Separating work, play and procrastination.

As a student or a freelance designer, keeping on task and using your working time effectively lessens the feeling of guilt at the end of the day. Being able to record how long you take on a project is not only useful for accurately charging a client, it’s a good indication for you as to how efficiently you are working.

By nature I’m not a good time keeper, and a very good procrastinator. I’ve used the self control desktop app in the past with a bit of success, though it made me feel more like a grounded teenager than a design professional. While this app effectively blocks sites that you select (last time I checked this only worked on Mozilla, or quite possibly I don’t know how to internet) the human mind is very effective at inventing new and wildly interesting ways to divert attention away from work.

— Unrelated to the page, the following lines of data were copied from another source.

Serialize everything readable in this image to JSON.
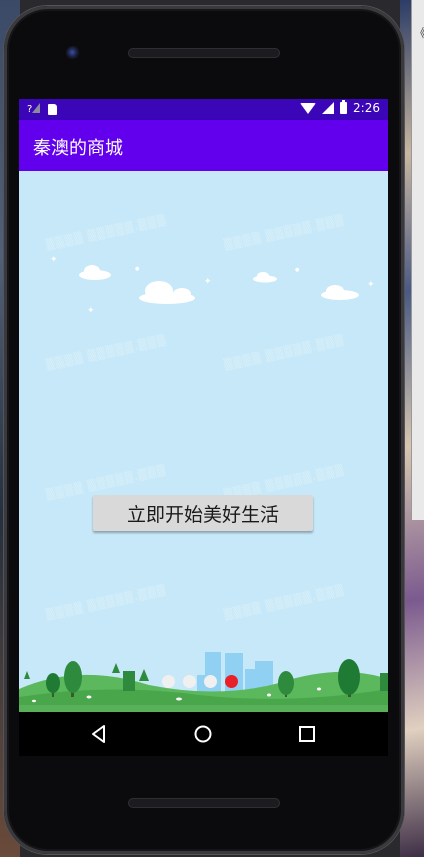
{
  "status_bar": {
    "time": "2:26",
    "signal_label": "?",
    "icons": [
      "signal-unknown-icon",
      "sd-card-icon",
      "wifi-icon",
      "cell-signal-icon",
      "battery-icon"
    ]
  },
  "app_bar": {
    "title": "秦澳的商城",
    "color": "#6200ee",
    "status_color": "#3b05b8"
  },
  "main": {
    "start_button_label": "立即开始美好生活",
    "background_color": "#c6e8f8",
    "page_indicator": {
      "count": 4,
      "active_index": 3,
      "active_color": "#e8202a",
      "inactive_color": "#f0f0f0"
    }
  },
  "nav_bar": {
    "buttons": [
      "back-icon",
      "home-icon",
      "recents-icon"
    ]
  },
  "desktop": {
    "side_glyph": "《"
  }
}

Now I work in a shared studio I’ve become aware, and a bit jealous of the fact that my productivity nowhere near matches that of my studio buddy Christine. So to take a leaf out of her book I’ve downloaded a timer desktop app. I set the timer at the beginning of the day usually for six or seven hours, and count down over the course of the day. When I have a facebook break or a tea break I pause the timer, though this can be a tricky habit to get into. I challenge myself to work the full amount of set hours, if I don’t manage it I add the remainder on to the next day’s time.

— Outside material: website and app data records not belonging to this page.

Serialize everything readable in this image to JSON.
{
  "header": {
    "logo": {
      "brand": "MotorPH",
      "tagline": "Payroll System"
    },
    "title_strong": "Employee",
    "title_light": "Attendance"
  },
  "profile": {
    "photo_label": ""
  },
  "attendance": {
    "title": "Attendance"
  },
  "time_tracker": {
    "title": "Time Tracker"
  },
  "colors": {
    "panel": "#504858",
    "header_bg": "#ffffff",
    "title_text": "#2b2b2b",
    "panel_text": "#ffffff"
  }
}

Including emailing and client liaising as working hours also makes you appreciate how much time can be absorbed by communications - watch out for this! Using a timer helps me become more conscious of my working habits; when I take breaks and how long I take breaks for. If I know that I plan to work for six hours, I can pause the timer whenever my attention span runs out and come back later. When the timer goes off, I can relax knowing that I’ve put in a decent amount of time into my work.